What you are asked to do: Could you say how many lines in the entries contain the string "thoại"? Give only that number.

Listed entries Block Start

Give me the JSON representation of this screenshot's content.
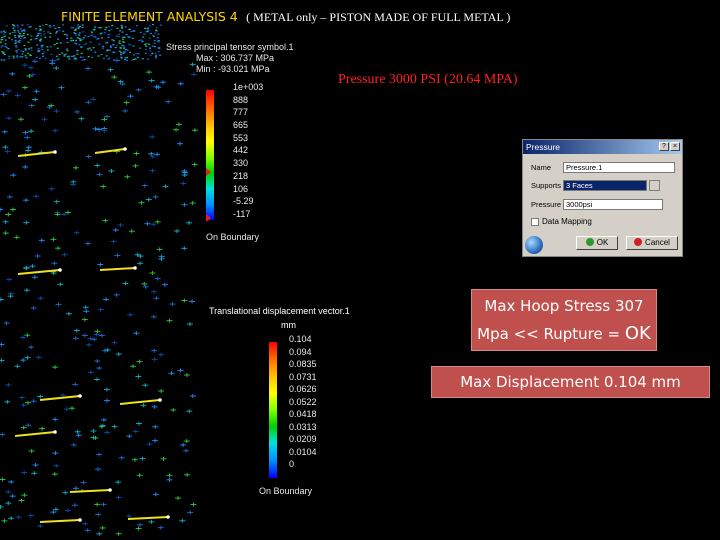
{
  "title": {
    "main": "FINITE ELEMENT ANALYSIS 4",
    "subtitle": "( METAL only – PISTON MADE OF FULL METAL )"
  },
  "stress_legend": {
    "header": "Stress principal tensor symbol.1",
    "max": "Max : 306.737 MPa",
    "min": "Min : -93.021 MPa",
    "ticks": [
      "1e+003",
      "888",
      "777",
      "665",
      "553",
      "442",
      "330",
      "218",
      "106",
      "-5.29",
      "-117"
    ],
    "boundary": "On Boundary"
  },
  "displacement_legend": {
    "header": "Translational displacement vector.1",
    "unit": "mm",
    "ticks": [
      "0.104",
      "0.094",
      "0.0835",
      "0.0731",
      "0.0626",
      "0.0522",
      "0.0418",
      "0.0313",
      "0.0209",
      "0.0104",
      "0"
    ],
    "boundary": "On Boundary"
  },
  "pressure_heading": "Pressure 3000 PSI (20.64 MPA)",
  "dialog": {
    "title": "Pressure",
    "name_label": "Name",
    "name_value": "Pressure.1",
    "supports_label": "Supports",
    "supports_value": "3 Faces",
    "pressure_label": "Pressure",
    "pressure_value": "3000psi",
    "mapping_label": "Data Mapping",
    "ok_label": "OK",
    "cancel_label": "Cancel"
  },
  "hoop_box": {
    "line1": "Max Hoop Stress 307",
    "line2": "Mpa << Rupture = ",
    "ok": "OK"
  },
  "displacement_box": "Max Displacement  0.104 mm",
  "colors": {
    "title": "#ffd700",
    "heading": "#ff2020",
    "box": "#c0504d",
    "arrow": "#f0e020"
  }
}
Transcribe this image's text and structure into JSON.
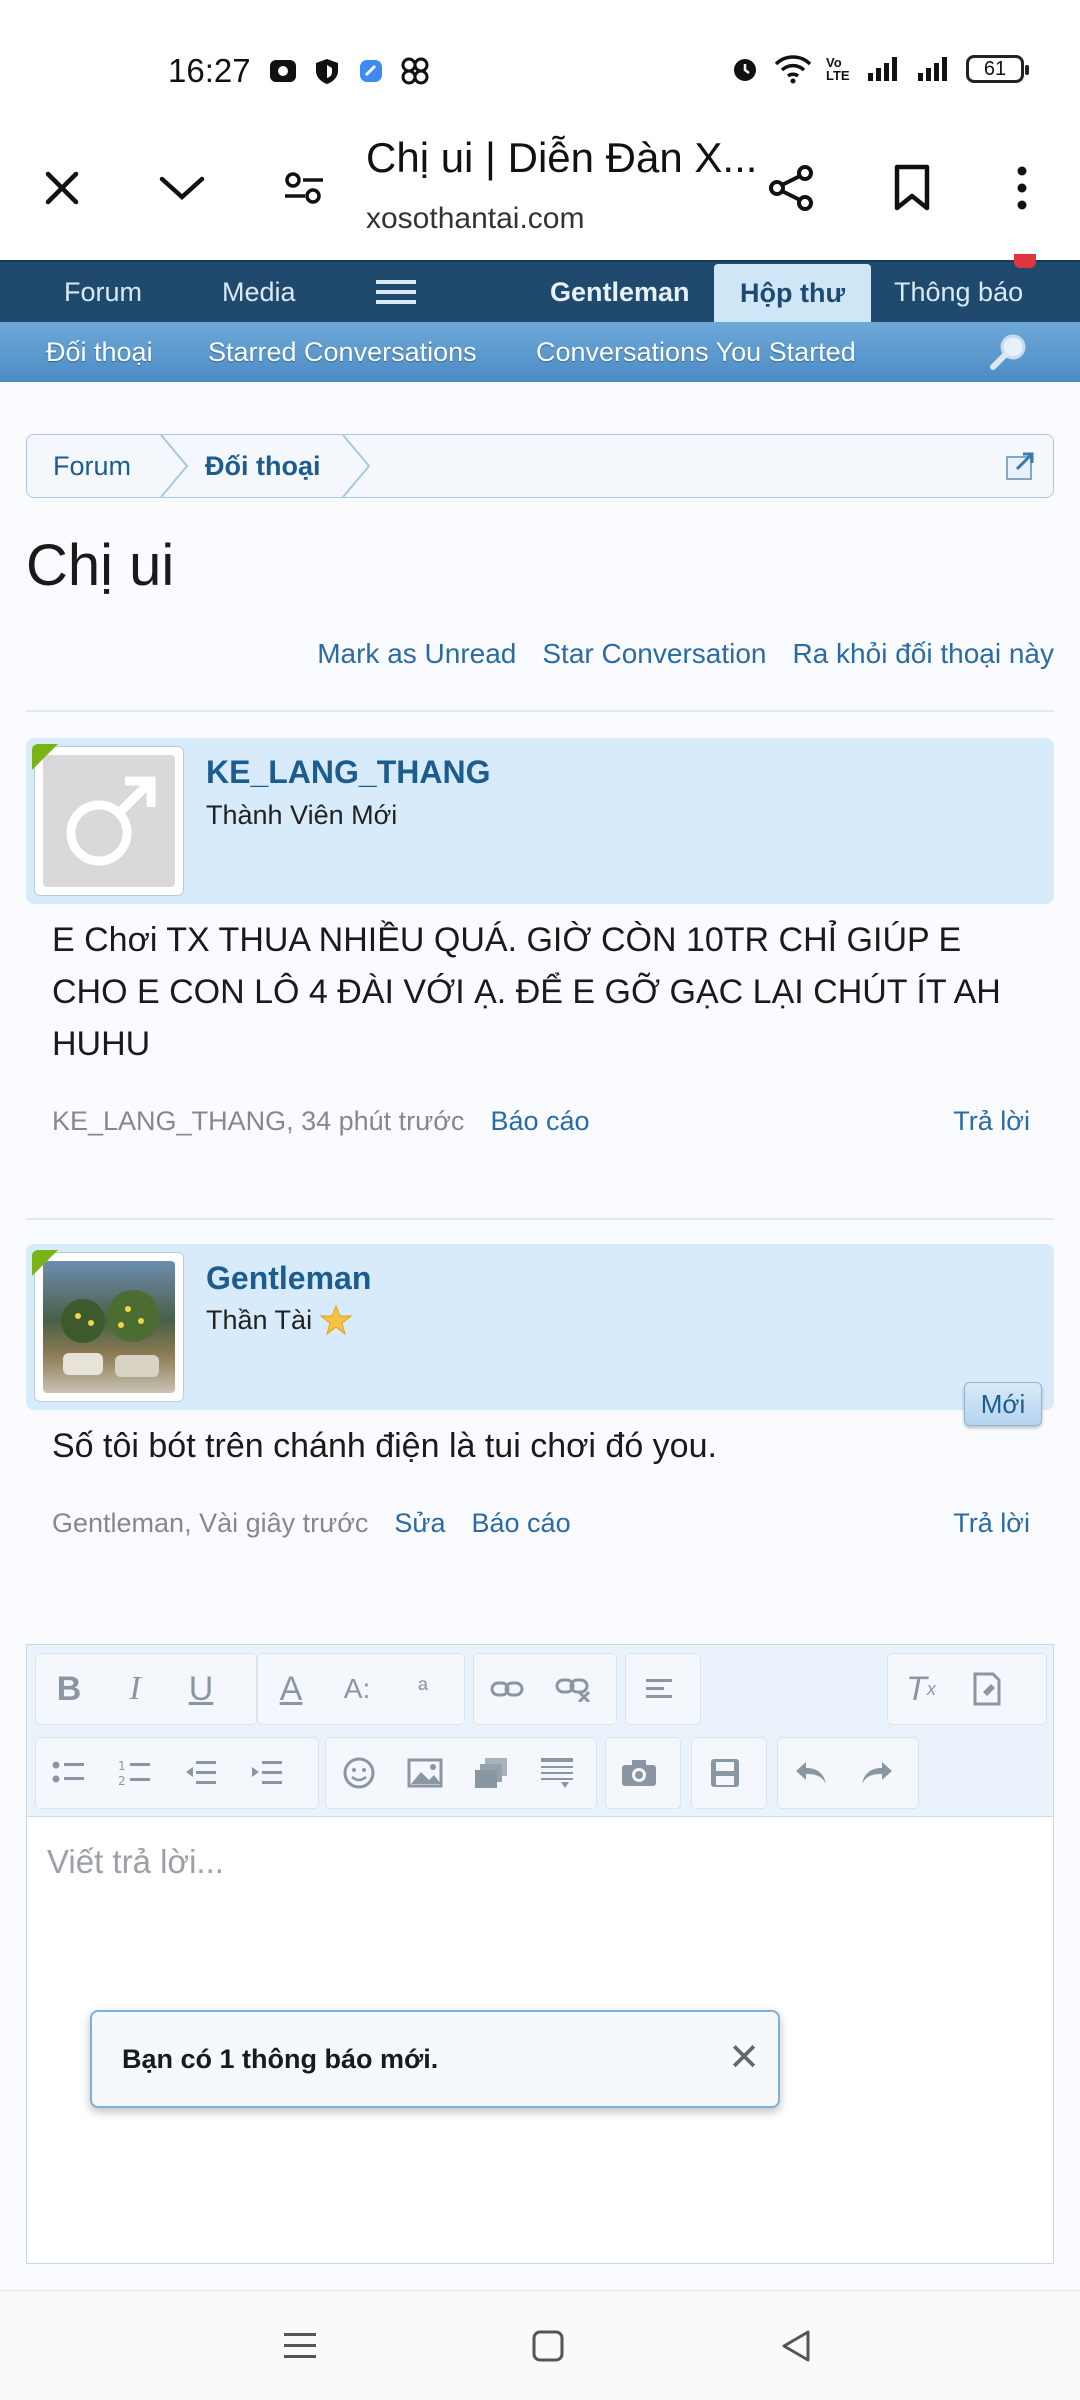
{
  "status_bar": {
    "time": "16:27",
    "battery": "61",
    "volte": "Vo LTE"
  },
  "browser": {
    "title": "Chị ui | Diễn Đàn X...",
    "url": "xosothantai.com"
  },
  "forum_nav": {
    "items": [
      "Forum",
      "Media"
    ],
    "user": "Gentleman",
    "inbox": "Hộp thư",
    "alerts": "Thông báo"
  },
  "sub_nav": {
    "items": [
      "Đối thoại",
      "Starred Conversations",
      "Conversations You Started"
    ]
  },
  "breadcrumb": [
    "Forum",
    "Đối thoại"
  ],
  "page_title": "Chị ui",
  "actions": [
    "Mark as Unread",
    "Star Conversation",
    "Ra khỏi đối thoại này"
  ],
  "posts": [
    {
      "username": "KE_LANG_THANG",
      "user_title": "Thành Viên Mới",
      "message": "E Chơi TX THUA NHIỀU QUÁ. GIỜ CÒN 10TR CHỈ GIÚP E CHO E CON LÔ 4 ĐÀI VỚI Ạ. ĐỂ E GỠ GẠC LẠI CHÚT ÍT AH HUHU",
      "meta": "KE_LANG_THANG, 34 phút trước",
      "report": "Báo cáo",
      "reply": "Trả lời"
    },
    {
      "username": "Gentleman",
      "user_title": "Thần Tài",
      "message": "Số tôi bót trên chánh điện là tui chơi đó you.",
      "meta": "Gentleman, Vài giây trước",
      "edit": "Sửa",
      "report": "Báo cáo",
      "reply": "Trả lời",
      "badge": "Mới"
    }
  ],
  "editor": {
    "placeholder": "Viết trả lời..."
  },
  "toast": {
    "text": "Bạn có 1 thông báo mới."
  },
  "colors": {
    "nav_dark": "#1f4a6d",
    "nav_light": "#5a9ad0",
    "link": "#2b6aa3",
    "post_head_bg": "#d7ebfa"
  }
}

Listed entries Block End
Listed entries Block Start

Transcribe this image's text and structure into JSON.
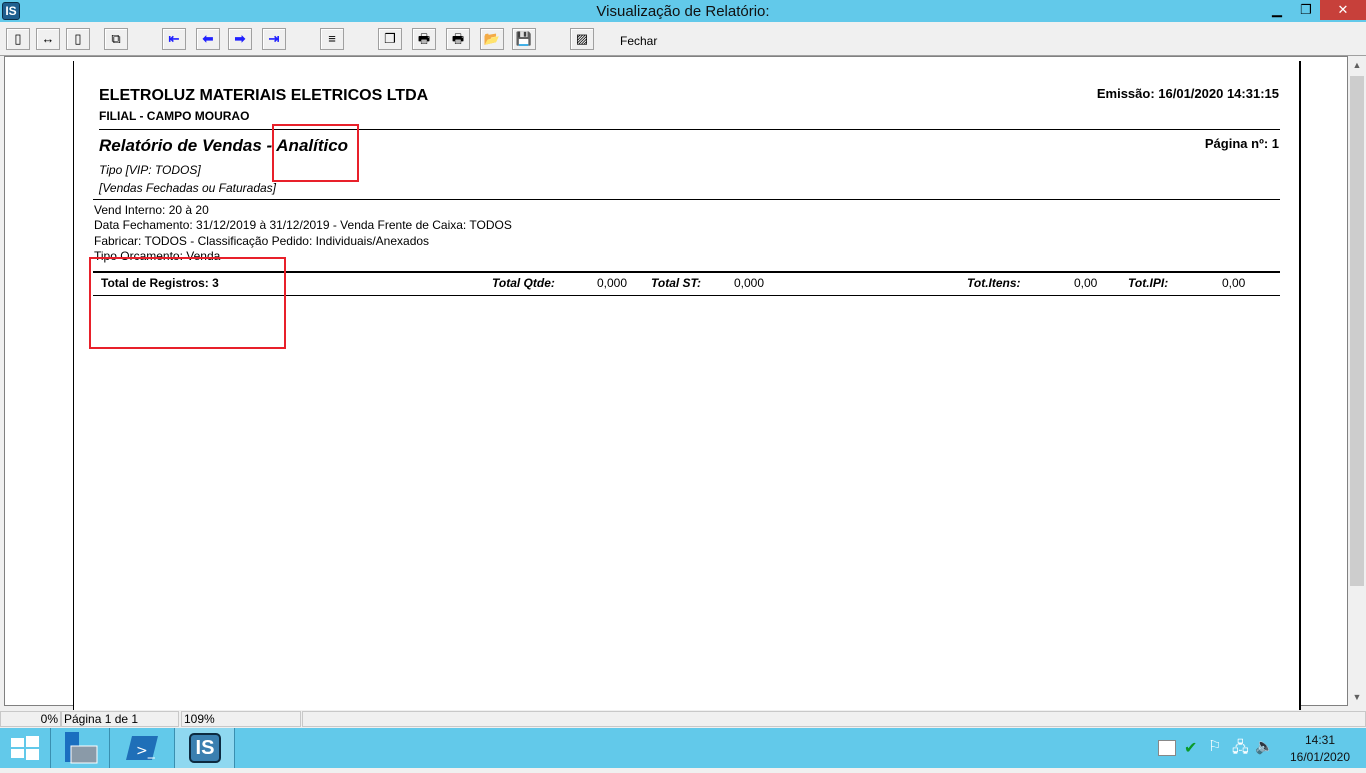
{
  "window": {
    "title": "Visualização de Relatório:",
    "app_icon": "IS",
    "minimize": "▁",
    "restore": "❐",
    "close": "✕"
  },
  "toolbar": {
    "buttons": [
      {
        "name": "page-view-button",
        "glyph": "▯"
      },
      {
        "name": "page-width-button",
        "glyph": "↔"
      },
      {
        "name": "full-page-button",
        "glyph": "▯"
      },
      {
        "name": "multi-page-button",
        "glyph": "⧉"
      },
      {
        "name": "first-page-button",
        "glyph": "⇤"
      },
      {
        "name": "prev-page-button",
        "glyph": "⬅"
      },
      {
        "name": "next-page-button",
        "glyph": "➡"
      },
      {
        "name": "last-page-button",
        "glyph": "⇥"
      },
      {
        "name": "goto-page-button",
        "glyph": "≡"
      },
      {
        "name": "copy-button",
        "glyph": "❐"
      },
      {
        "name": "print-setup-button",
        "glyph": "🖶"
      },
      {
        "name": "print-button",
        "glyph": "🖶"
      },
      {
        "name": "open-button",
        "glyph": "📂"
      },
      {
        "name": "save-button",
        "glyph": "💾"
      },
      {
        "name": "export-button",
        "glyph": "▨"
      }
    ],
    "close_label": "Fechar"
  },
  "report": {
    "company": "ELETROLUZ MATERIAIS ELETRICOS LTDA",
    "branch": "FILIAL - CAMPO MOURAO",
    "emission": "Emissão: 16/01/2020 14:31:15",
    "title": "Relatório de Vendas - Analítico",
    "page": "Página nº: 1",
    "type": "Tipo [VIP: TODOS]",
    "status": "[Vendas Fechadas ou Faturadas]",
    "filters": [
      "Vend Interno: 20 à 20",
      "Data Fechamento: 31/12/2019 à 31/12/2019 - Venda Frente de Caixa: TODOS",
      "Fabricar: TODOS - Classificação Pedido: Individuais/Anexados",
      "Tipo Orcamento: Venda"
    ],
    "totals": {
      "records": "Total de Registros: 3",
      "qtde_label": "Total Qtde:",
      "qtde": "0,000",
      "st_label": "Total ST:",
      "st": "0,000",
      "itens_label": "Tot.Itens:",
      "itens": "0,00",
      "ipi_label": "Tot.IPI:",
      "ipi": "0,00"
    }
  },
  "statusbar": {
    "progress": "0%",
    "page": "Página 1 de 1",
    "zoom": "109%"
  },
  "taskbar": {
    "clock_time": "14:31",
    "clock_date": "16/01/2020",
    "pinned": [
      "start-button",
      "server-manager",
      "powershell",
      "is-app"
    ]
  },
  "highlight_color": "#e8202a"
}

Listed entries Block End

Solution to this exercise: 3